----- EXERCISE DATA
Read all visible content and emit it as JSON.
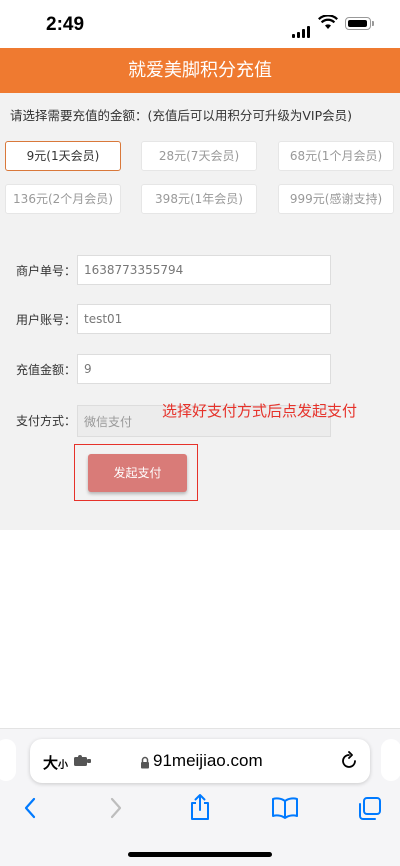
{
  "status_bar": {
    "time": "2:49"
  },
  "header": {
    "title": "就爱美脚积分充值"
  },
  "prompt": "请选择需要充值的金额：(充值后可以用积分可升级为VIP会员)",
  "options": [
    {
      "label": "9元(1天会员)",
      "selected": true
    },
    {
      "label": "28元(7天会员)",
      "selected": false
    },
    {
      "label": "68元(1个月会员)",
      "selected": false
    },
    {
      "label": "136元(2个月会员)",
      "selected": false
    },
    {
      "label": "398元(1年会员)",
      "selected": false
    },
    {
      "label": "999元(感谢支持)",
      "selected": false
    }
  ],
  "form": {
    "merchant_order_label": "商户单号：",
    "merchant_order_value": "1638773355794",
    "user_account_label": "用户账号：",
    "user_account_value": "test01",
    "amount_label": "充值金额：",
    "amount_value": "9",
    "payment_method_label": "支付方式：",
    "payment_method_value": "微信支付"
  },
  "annotation": "选择好支付方式后点发起支付",
  "pay_button": "发起支付",
  "browser": {
    "text_size_big": "大",
    "text_size_small": "小",
    "url": "91meijiao.com"
  },
  "colors": {
    "header": "#ef7a30",
    "pay_button": "#d97b78",
    "annotation": "#e6322a",
    "ios_blue": "#007aff"
  }
}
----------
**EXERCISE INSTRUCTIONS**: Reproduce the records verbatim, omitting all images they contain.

**THE COMPLETED TASK**:
Read all visible content and emit it as JSON.
{
  "status_bar": {
    "time": "2:49"
  },
  "header": {
    "title": "就爱美脚积分充值"
  },
  "prompt": "请选择需要充值的金额：(充值后可以用积分可升级为VIP会员)",
  "options": [
    {
      "label": "9元(1天会员)",
      "selected": true
    },
    {
      "label": "28元(7天会员)",
      "selected": false
    },
    {
      "label": "68元(1个月会员)",
      "selected": false
    },
    {
      "label": "136元(2个月会员)",
      "selected": false
    },
    {
      "label": "398元(1年会员)",
      "selected": false
    },
    {
      "label": "999元(感谢支持)",
      "selected": false
    }
  ],
  "form": {
    "merchant_order_label": "商户单号：",
    "merchant_order_value": "1638773355794",
    "user_account_label": "用户账号：",
    "user_account_value": "test01",
    "amount_label": "充值金额：",
    "amount_value": "9",
    "payment_method_label": "支付方式：",
    "payment_method_value": "微信支付"
  },
  "annotation": "选择好支付方式后点发起支付",
  "pay_button": "发起支付",
  "browser": {
    "text_size_big": "大",
    "text_size_small": "小",
    "url": "91meijiao.com"
  },
  "colors": {
    "header": "#ef7a30",
    "pay_button": "#d97b78",
    "annotation": "#e6322a",
    "ios_blue": "#007aff"
  }
}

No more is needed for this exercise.